It was a very nice and warm summer day during our sports day in Nqileni village as it has been raining the whole week. The day started slowly as usual, but as we progressed with the programme people started pouring in to participate!
Once again we had two Netball and football teams playing for a sheep and minor games like water racing and tug of war teams playing for two chickens.
As it was a sport day, we decided to do our health presentation using games like who can put on a condom the fastest and correctly, who can blow the biggest condom and a trivia game about HIV.
We then proceeded to the very exciting water race between Bulungula Lodge mamas and TEBA (community workers) mamas.
Next was the tug of war!
We moved to the major games: TEBA vs The Lodge in Netball!
Finally there was the soccer game, as you know we save the best for last! It was between the old veterans and the “Dangerous” football club team of Nqileni. The game was very tough with lots of fun as some guys had never played competitively and became the laughing stock of the day.

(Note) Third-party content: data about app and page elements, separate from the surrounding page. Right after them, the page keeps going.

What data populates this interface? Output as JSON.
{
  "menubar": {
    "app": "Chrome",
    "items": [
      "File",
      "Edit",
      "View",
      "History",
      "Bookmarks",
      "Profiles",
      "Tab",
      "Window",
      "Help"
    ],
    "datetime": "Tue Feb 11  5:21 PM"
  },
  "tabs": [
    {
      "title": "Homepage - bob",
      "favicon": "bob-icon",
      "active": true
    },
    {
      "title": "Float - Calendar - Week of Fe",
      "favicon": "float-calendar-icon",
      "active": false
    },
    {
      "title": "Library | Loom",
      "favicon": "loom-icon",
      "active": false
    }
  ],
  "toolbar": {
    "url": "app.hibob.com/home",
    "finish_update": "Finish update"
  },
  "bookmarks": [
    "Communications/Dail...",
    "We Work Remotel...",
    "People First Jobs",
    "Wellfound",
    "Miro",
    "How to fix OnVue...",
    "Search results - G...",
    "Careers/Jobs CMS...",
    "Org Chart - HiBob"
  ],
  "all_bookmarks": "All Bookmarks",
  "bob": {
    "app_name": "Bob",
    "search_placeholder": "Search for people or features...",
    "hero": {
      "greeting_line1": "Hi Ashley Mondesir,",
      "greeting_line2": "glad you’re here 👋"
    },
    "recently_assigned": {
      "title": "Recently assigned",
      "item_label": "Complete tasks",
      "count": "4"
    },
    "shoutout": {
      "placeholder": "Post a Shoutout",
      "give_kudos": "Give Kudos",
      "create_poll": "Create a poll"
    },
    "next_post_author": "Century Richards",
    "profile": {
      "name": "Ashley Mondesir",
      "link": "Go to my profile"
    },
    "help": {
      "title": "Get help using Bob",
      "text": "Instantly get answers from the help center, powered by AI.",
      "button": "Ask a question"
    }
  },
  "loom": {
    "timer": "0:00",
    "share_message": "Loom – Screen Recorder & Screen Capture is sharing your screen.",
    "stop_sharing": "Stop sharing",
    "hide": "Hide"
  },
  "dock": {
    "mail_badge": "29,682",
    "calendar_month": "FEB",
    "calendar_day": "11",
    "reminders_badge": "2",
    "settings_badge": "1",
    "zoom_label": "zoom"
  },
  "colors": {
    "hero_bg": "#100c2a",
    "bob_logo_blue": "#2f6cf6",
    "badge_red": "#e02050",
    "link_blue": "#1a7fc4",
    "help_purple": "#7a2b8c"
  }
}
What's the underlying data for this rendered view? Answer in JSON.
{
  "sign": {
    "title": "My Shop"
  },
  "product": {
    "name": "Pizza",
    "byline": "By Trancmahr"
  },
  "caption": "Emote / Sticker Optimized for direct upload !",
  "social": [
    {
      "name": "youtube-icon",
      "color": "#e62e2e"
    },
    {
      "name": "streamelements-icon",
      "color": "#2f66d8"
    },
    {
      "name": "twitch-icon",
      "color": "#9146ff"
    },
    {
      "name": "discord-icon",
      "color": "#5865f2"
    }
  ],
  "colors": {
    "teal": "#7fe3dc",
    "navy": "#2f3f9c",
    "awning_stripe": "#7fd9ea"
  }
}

Some older players got tired very quickly and had to get out and rest before playing again
Despite what you may expect, it wasn’t a walk in the park for team Dangerous. The veterans scored first putting pressure on team Dangerous. In the end Dangerous won 2-1.
Dangerous was representing the Bulungula Lodge so the Lodge ended up winning Soccer, Netball, and the Water Race. Both the Grand Prize and the small prize were all awarded to the Bulungula Lodge players.
But guess what? They won for everyone as even those who lost still got to share in the feast. The winners, however, keep the pride for themselves.
It was a good day as it brought everyone, both men and women, together in one place. We also realize how lacking in entertainment our area is. Days like this really show that we need more days for the village to have fun together.
We managed to have more youth participate in our sports days but they are still hesitant to get tested for HIV. We hope to meet this challenge and discuss with youth the ways we can encourage them to get tested and shred the stigma associated with HIV/AIDS